The CDM Tools SIN is managed by GSA IT Schedule 70 and the CDM APL and corresponding process is managed by DHS CDM PMO.
CDM Dynamic and Evolving Federal Enterprise Network Defense (DEFEND)
To satisfy the services portion of the acquisition strategy, DHS in partnership with GSA anticipates utilizing the Alliant Government-Wide Acquisition Contract (GWAC) to deliver CDM services to the .gov agencies. This new acquisition strategy offers and all-encompassing approach for addressing CDM requirements by giving DHS, as well as Agencies, the ability to procure CDM capabilities. The full scope of the CDM DEFEND in inclusive of all activities that support all Phases of the CDM Program and:
- Support existing CDM Solutions at Agencies
- Expands CDM capabilities to include CDM Phase 3 and Phase 4 functionality
- Provides the ability to supply a full CDM Solution to entities within an Agency that did not participate in a TO2 series, PRIVMGMT and/or CREDMGMT.
Additionally, CDM DEFEND supports the transformation of the system authorization process by developing and implementing more efficient ongoing assessment and authorization across the Federal enterprise. CDM DEFEND is anticipated to support, among other activities, enhanced Cloud and mobile cybersecurity, a more standardized approach for incident response across the Federal enterprise environment, and more robust boundary protections aligned with the ongoing IT modernization efforts.
CDM DEFEND Task Orders aim to:
- Provide flexibility that can account for a dynamic cyber environment, varying implementation timelines, and agency specific needs by utilizing flexible contract types list cost plus award fee.

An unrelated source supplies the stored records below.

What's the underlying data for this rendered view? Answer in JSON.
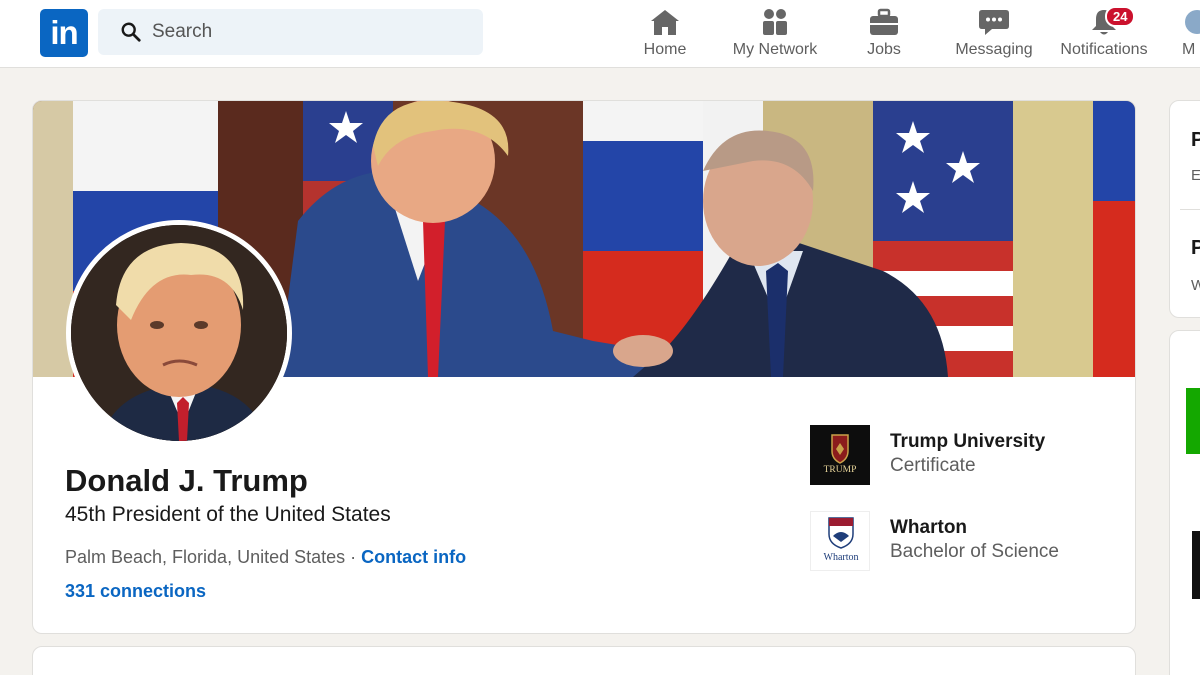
{
  "nav": {
    "logo_text": "in",
    "search_placeholder": "Search",
    "items": [
      {
        "label": "Home",
        "icon": "home-icon"
      },
      {
        "label": "My Network",
        "icon": "people-icon"
      },
      {
        "label": "Jobs",
        "icon": "briefcase-icon"
      },
      {
        "label": "Messaging",
        "icon": "chat-icon"
      },
      {
        "label": "Notifications",
        "icon": "bell-icon",
        "badge": "24"
      },
      {
        "label": "M",
        "icon": "avatar-icon"
      }
    ]
  },
  "profile": {
    "name": "Donald J. Trump",
    "headline": "45th President of the United States",
    "location": "Palm Beach, Florida, United States",
    "separator": "·",
    "contact_info": "Contact info",
    "connections": "331 connections",
    "education": [
      {
        "school": "Trump University",
        "degree": "Certificate",
        "logo_text": "TRUMP"
      },
      {
        "school": "Wharton",
        "degree": "Bachelor of Science",
        "logo_text": "Wharton"
      }
    ]
  },
  "sidebar": {
    "card1": {
      "line1": "P",
      "line2": "E",
      "line3": "P",
      "line4": "W"
    }
  },
  "colors": {
    "brand": "#0a66c2",
    "badge": "#cb112d",
    "page_bg": "#f4f2ee"
  }
}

- Ensure delivered CDM capabilities are fully implemented at receiving Agencies by implementing longer period of performance
- Ensure clear and effective communications that accurately depict status to CDM stakeholders early and often
- Achieve the most advantageous cost and price discounts
- Provide access to qualified vendors that understand CDM
The new acquisition strategy will allow for a seamless transition from the current BPA to new Task Orders, as well as give DHS and Agencies a vehicle to procure additional CDM tools (from the CDM APL via the CDM Tools SIN, as an option) and services outside of what is being provided by DHS.
For more information on CDM's acquisition strategy, please contact firstname.lastname@example.org.